-- SUPPLIED ENTRIES follows --

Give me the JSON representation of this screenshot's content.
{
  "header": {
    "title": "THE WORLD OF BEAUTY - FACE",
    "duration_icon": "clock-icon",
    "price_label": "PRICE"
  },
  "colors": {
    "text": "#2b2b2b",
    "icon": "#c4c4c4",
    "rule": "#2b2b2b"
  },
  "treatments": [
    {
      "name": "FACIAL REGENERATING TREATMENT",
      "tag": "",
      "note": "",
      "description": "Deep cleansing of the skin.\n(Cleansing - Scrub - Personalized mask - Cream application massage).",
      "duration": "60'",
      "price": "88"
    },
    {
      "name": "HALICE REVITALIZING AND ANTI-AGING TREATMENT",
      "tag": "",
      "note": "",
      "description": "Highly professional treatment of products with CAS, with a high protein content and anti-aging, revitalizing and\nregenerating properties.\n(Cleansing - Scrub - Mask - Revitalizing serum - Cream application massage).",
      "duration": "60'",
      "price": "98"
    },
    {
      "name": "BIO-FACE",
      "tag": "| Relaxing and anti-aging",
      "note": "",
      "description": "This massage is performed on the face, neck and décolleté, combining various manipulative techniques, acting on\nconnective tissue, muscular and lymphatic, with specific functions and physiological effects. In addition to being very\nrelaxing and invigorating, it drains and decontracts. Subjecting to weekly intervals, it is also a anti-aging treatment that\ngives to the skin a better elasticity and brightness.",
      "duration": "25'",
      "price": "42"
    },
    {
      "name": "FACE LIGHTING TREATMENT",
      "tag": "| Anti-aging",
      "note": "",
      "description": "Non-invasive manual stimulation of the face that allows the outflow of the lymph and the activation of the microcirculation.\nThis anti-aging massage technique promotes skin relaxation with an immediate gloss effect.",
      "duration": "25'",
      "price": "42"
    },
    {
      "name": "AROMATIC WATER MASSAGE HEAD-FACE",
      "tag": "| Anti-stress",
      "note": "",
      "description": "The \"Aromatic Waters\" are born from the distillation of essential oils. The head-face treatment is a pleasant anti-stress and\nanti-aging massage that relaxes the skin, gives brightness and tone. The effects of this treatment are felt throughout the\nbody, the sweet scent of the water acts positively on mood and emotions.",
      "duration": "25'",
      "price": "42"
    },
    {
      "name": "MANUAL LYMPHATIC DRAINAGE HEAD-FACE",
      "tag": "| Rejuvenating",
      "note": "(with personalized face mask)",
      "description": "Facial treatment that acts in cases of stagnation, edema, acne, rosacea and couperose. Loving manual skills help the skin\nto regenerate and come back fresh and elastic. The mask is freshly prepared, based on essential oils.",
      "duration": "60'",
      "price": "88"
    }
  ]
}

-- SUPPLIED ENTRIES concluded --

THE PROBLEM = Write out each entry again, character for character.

ANSWER =
Give me the JSON representation of this screenshot's content.
{
  "header": {
    "title": "THE WORLD OF BEAUTY - FACE",
    "duration_icon": "clock-icon",
    "price_label": "PRICE"
  },
  "colors": {
    "text": "#2b2b2b",
    "icon": "#c4c4c4",
    "rule": "#2b2b2b"
  },
  "treatments": [
    {
      "name": "FACIAL REGENERATING TREATMENT",
      "tag": "",
      "note": "",
      "description": "Deep cleansing of the skin.\n(Cleansing - Scrub - Personalized mask - Cream application massage).",
      "duration": "60'",
      "price": "88"
    },
    {
      "name": "HALICE REVITALIZING AND ANTI-AGING TREATMENT",
      "tag": "",
      "note": "",
      "description": "Highly professional treatment of products with CAS, with a high protein content and anti-aging, revitalizing and\nregenerating properties.\n(Cleansing - Scrub - Mask - Revitalizing serum - Cream application massage).",
      "duration": "60'",
      "price": "98"
    },
    {
      "name": "BIO-FACE",
      "tag": "| Relaxing and anti-aging",
      "note": "",
      "description": "This massage is performed on the face, neck and décolleté, combining various manipulative techniques, acting on\nconnective tissue, muscular and lymphatic, with specific functions and physiological effects. In addition to being very\nrelaxing and invigorating, it drains and decontracts. Subjecting to weekly intervals, it is also a anti-aging treatment that\ngives to the skin a better elasticity and brightness.",
      "duration": "25'",
      "price": "42"
    },
    {
      "name": "FACE LIGHTING TREATMENT",
      "tag": "| Anti-aging",
      "note": "",
      "description": "Non-invasive manual stimulation of the face that allows the outflow of the lymph and the activation of the microcirculation.\nThis anti-aging massage technique promotes skin relaxation with an immediate gloss effect.",
      "duration": "25'",
      "price": "42"
    },
    {
      "name": "AROMATIC WATER MASSAGE HEAD-FACE",
      "tag": "| Anti-stress",
      "note": "",
      "description": "The \"Aromatic Waters\" are born from the distillation of essential oils. The head-face treatment is a pleasant anti-stress and\nanti-aging massage that relaxes the skin, gives brightness and tone. The effects of this treatment are felt throughout the\nbody, the sweet scent of the water acts positively on mood and emotions.",
      "duration": "25'",
      "price": "42"
    },
    {
      "name": "MANUAL LYMPHATIC DRAINAGE HEAD-FACE",
      "tag": "| Rejuvenating",
      "note": "(with personalized face mask)",
      "description": "Facial treatment that acts in cases of stagnation, edema, acne, rosacea and couperose. Loving manual skills help the skin\nto regenerate and come back fresh and elastic. The mask is freshly prepared, based on essential oils.",
      "duration": "60'",
      "price": "88"
    }
  ]
}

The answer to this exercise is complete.